Start of Records supplied
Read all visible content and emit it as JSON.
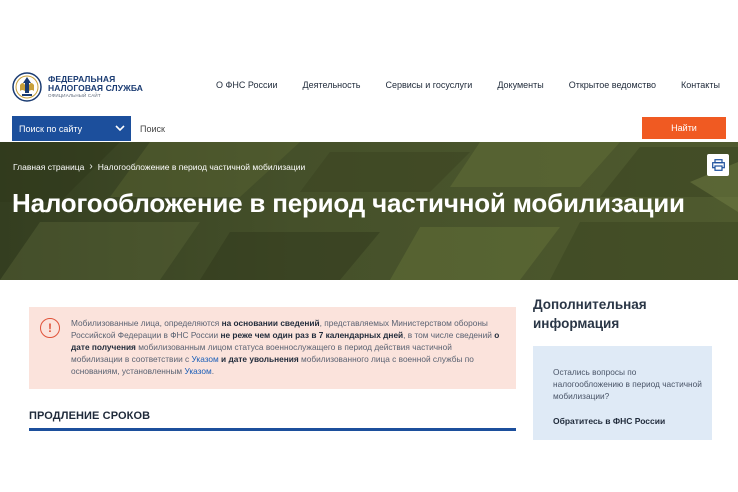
{
  "header": {
    "logo_line1": "ФЕДЕРАЛЬНАЯ",
    "logo_line2": "НАЛОГОВАЯ СЛУЖБА",
    "logo_line3": "ОФИЦИАЛЬНЫЙ САЙТ",
    "nav": [
      {
        "label": "О ФНС России"
      },
      {
        "label": "Деятельность"
      },
      {
        "label": "Сервисы и госуслуги"
      },
      {
        "label": "Документы"
      },
      {
        "label": "Открытое ведомство"
      },
      {
        "label": "Контакты"
      }
    ]
  },
  "search": {
    "scope_label": "Поиск по сайту",
    "placeholder": "Поиск",
    "button_label": "Найти"
  },
  "breadcrumb": {
    "home": "Главная страница",
    "separator": "›",
    "current": "Налогообложение в период частичной мобилизации"
  },
  "page": {
    "title": "Налогообложение в период частичной мобилизации"
  },
  "notice": {
    "icon": "!",
    "t1": "Мобилизованные лица, определяются ",
    "b1": "на основании сведений",
    "t2": ", представляемых Министерством обороны Российской Федерации в ФНС России ",
    "b2": "не реже чем один раз в 7 календарных дней",
    "t3": ", в том числе сведений ",
    "b3": "о дате получения",
    "t4": " мобилизованным лицом статуса военнослужащего в период действия частичной мобилизации в соответствии с ",
    "link1": "Указом",
    "b4": " и дате увольнения",
    "t5": " мобилизованного лица с военной службы по основаниям, установленным ",
    "link2": "Указом",
    "t6": "."
  },
  "section": {
    "title": "ПРОДЛЕНИЕ СРОКОВ"
  },
  "sidebar": {
    "title": "Дополнительная информация",
    "question": "Остались вопросы по налогообложению в период частичной мобилизации?",
    "link": "Обратитесь в ФНС России"
  },
  "colors": {
    "brand_blue": "#1c4f9c",
    "accent_orange": "#f05a22",
    "hero_olive": "#45502a",
    "notice_bg": "#fbe3dc",
    "sidebar_card_bg": "#dfeaf6"
  },
  "icons": {
    "logo": "fns-emblem-icon",
    "scope_dropdown": "chevron-down-icon",
    "breadcrumb_separator": "chevron-right-icon",
    "print": "printer-icon",
    "notice": "exclamation-circle-icon"
  }
}
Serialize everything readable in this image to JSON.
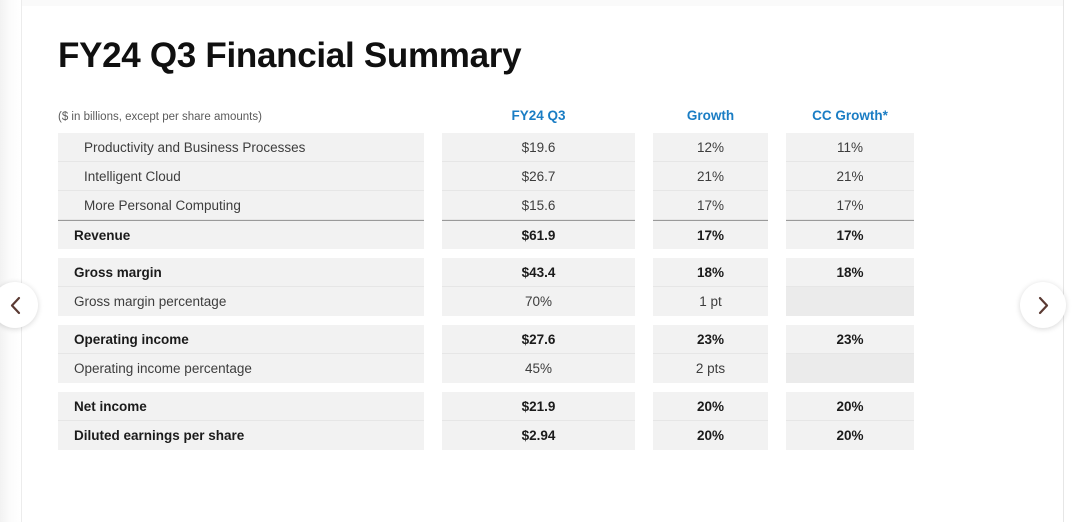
{
  "page": {
    "title": "FY24 Q3 Financial Summary",
    "units_note": "($ in billions, except per share amounts)"
  },
  "columns": {
    "label": "",
    "value": "FY24 Q3",
    "growth": "Growth",
    "cc_growth": "CC Growth*"
  },
  "accent_color": "#1a7dc4",
  "nav": {
    "prev_icon": "chevron-left-icon",
    "next_icon": "chevron-right-icon"
  },
  "groups": [
    {
      "rows": [
        {
          "label": "Productivity and Business Processes",
          "value": "$19.6",
          "growth": "12%",
          "cc_growth": "11%",
          "bold": false,
          "indent": true
        },
        {
          "label": "Intelligent Cloud",
          "value": "$26.7",
          "growth": "21%",
          "cc_growth": "21%",
          "bold": false,
          "indent": true
        },
        {
          "label": "More Personal Computing",
          "value": "$15.6",
          "growth": "17%",
          "cc_growth": "17%",
          "bold": false,
          "indent": true
        },
        {
          "label": "Revenue",
          "value": "$61.9",
          "growth": "17%",
          "cc_growth": "17%",
          "bold": true,
          "indent": false,
          "topline": true
        }
      ]
    },
    {
      "rows": [
        {
          "label": "Gross margin",
          "value": "$43.4",
          "growth": "18%",
          "cc_growth": "18%",
          "bold": true,
          "indent": false
        },
        {
          "label": "Gross margin percentage",
          "value": "70%",
          "growth": "1 pt",
          "cc_growth": "",
          "bold": false,
          "indent": false
        }
      ]
    },
    {
      "rows": [
        {
          "label": "Operating income",
          "value": "$27.6",
          "growth": "23%",
          "cc_growth": "23%",
          "bold": true,
          "indent": false
        },
        {
          "label": "Operating income percentage",
          "value": "45%",
          "growth": "2 pts",
          "cc_growth": "",
          "bold": false,
          "indent": false
        }
      ]
    },
    {
      "rows": [
        {
          "label": "Net income",
          "value": "$21.9",
          "growth": "20%",
          "cc_growth": "20%",
          "bold": true,
          "indent": false
        },
        {
          "label": "Diluted earnings per share",
          "value": "$2.94",
          "growth": "20%",
          "cc_growth": "20%",
          "bold": true,
          "indent": false
        }
      ]
    }
  ]
}
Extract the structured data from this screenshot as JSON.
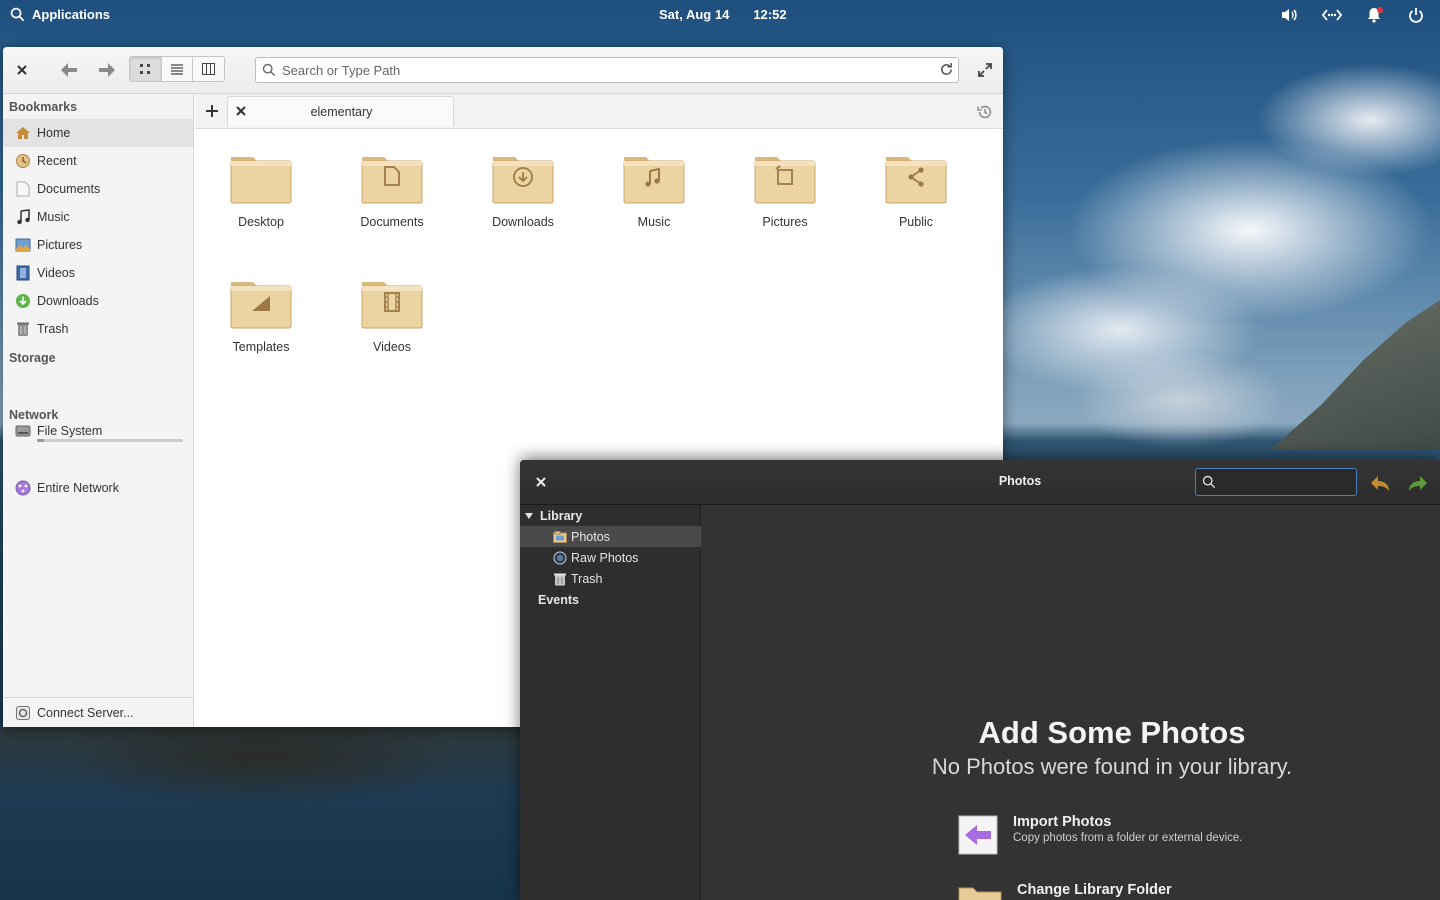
{
  "panel": {
    "applications_label": "Applications",
    "date": "Sat, Aug 14",
    "time": "12:52"
  },
  "files": {
    "path_placeholder": "Search or Type Path",
    "tab_label": "elementary",
    "sidebar": {
      "bookmarks_heading": "Bookmarks",
      "bookmarks": [
        {
          "label": "Home",
          "icon": "home-icon"
        },
        {
          "label": "Recent",
          "icon": "recent-icon"
        },
        {
          "label": "Documents",
          "icon": "document-icon"
        },
        {
          "label": "Music",
          "icon": "music-icon"
        },
        {
          "label": "Pictures",
          "icon": "pictures-icon"
        },
        {
          "label": "Videos",
          "icon": "videos-icon"
        },
        {
          "label": "Downloads",
          "icon": "downloads-icon"
        },
        {
          "label": "Trash",
          "icon": "trash-icon"
        }
      ],
      "storage_heading": "Storage",
      "storage_item": "File System",
      "storage_usage_fraction": 0.05,
      "network_heading": "Network",
      "network_item": "Entire Network",
      "connect_label": "Connect Server..."
    },
    "folders": [
      {
        "label": "Desktop",
        "glyph": "none"
      },
      {
        "label": "Documents",
        "glyph": "document"
      },
      {
        "label": "Downloads",
        "glyph": "download"
      },
      {
        "label": "Music",
        "glyph": "music"
      },
      {
        "label": "Pictures",
        "glyph": "picture"
      },
      {
        "label": "Public",
        "glyph": "share"
      },
      {
        "label": "Templates",
        "glyph": "template"
      },
      {
        "label": "Videos",
        "glyph": "video"
      }
    ]
  },
  "photos": {
    "title": "Photos",
    "search_value": "",
    "sidebar": {
      "library_heading": "Library",
      "items": [
        "Photos",
        "Raw Photos",
        "Trash"
      ],
      "events_heading": "Events"
    },
    "welcome_title": "Add Some Photos",
    "welcome_subtitle": "No Photos were found in your library.",
    "actions": [
      {
        "title": "Import Photos",
        "description": "Copy photos from a folder or external device."
      },
      {
        "title": "Change Library Folder",
        "description": ""
      }
    ]
  },
  "colors": {
    "folder_tan": "#e8cc98",
    "photos_bg": "#333333",
    "accent_blue": "#4a7fbf",
    "nav_arrow_orange": "#c48a2c",
    "nav_arrow_green": "#5f9b36"
  }
}
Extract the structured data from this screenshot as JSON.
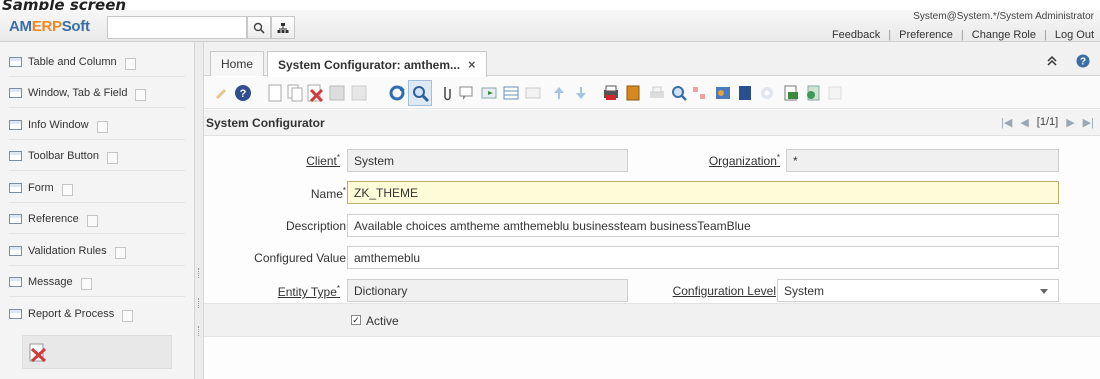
{
  "screen_label": "Sample screen",
  "header": {
    "logo": {
      "am": "AM",
      "erp": "ERP",
      "soft": "Soft"
    },
    "search_value": "",
    "user": "System@System.*/System Administrator",
    "links": [
      "Feedback",
      "Preference",
      "Change Role",
      "Log Out"
    ]
  },
  "sidebar": {
    "items": [
      {
        "label": "Table and Column"
      },
      {
        "label": "Window, Tab & Field"
      },
      {
        "label": "Info Window"
      },
      {
        "label": "Toolbar Button"
      },
      {
        "label": "Form"
      },
      {
        "label": "Reference"
      },
      {
        "label": "Validation Rules"
      },
      {
        "label": "Message"
      },
      {
        "label": "Report & Process"
      }
    ]
  },
  "tabs": [
    {
      "label": "Home"
    },
    {
      "label": "System Configurator: amthem...",
      "close": "×"
    }
  ],
  "window": {
    "title": "System Configurator",
    "pager": "[1/1]"
  },
  "form": {
    "client": {
      "label": "Client",
      "value": "System"
    },
    "organization": {
      "label": "Organization",
      "value": "*"
    },
    "name": {
      "label": "Name",
      "value": "ZK_THEME"
    },
    "description": {
      "label": "Description",
      "value": "Available choices amtheme amthemeblu businessteam businessTeamBlue"
    },
    "configured_value": {
      "label": "Configured Value",
      "value": "amthemeblu"
    },
    "entity_type": {
      "label": "Entity Type",
      "value": "Dictionary"
    },
    "configuration_level": {
      "label": "Configuration Level",
      "value": "System"
    },
    "active": {
      "label": "Active",
      "checked": true
    }
  },
  "colors": {
    "accent_blue": "#3a6ea5",
    "accent_orange": "#f08a24",
    "focus_bg": "#fffbd9"
  }
}
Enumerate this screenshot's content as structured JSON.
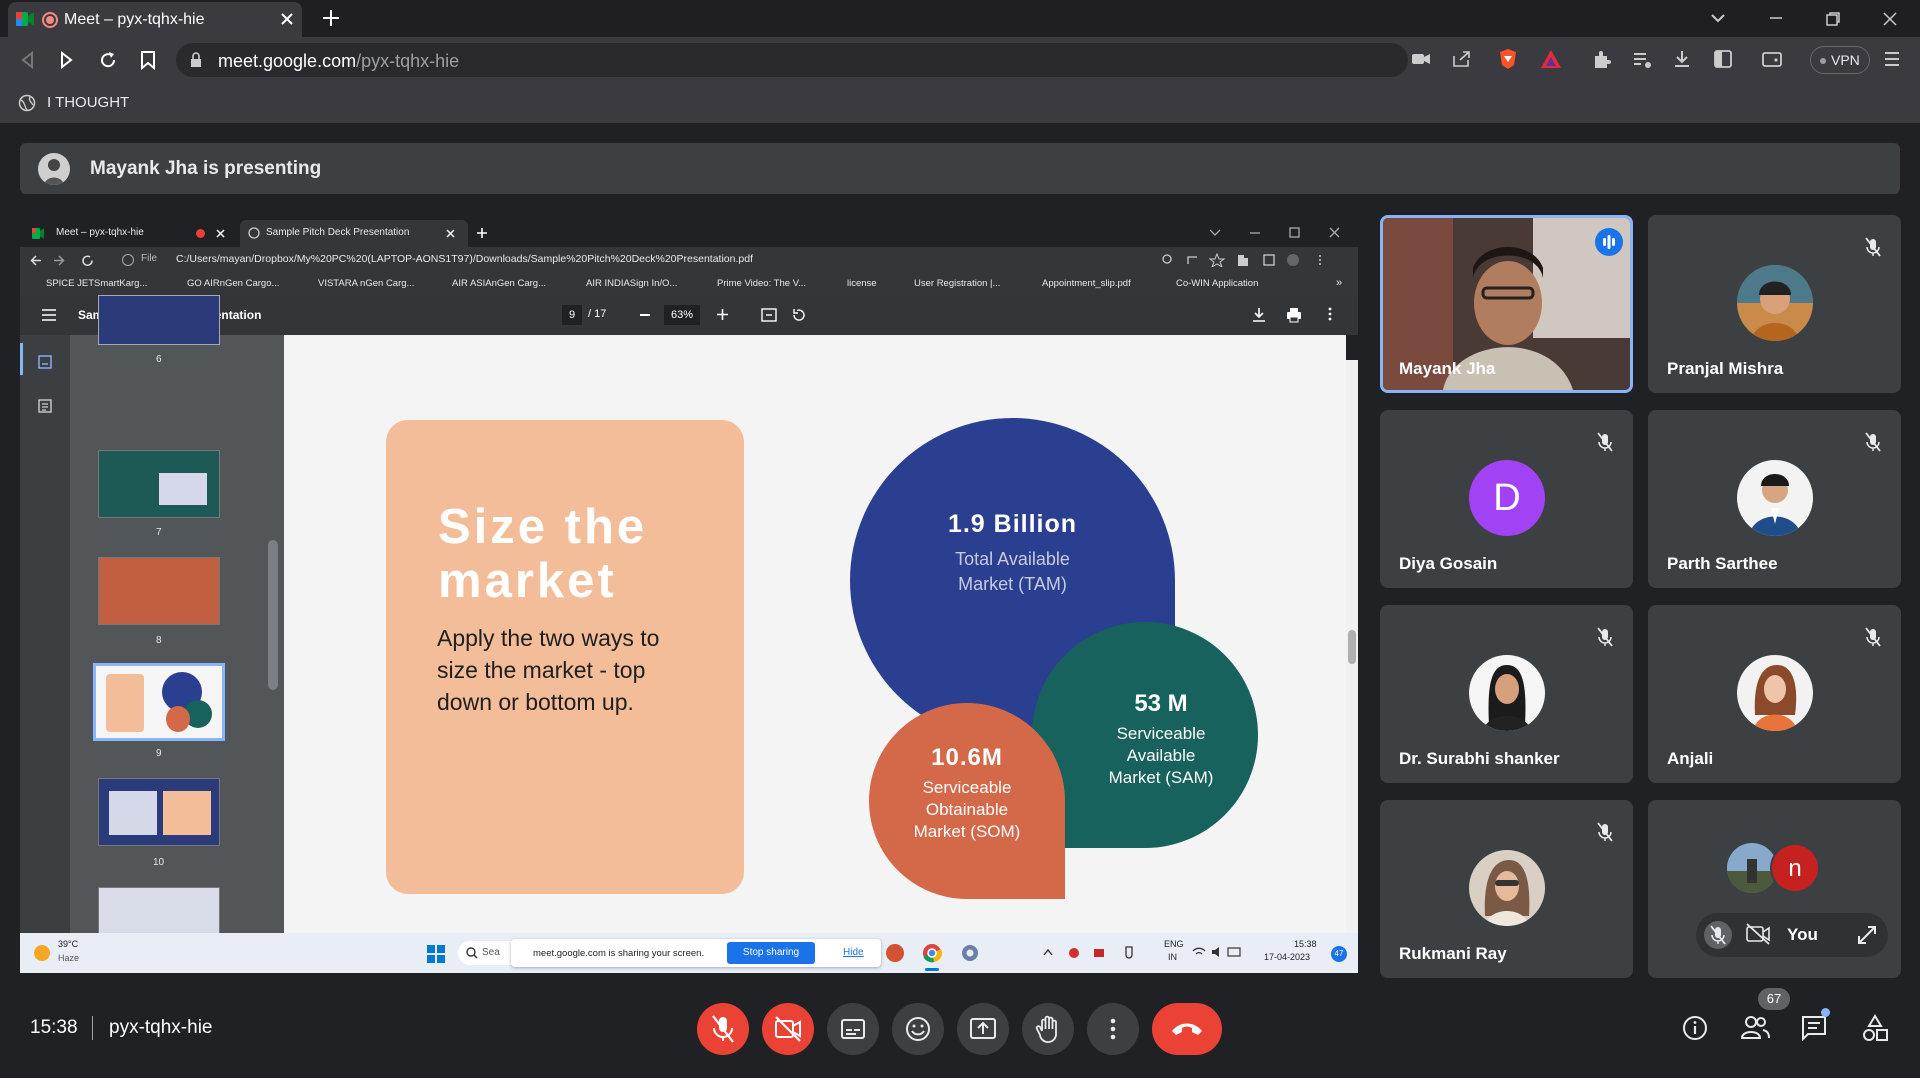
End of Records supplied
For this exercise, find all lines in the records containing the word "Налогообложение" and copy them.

* _Your response_
    "current": "Налогообложение в период частичной мобилизации"
    "title": "Налогообложение в период частичной мобилизации"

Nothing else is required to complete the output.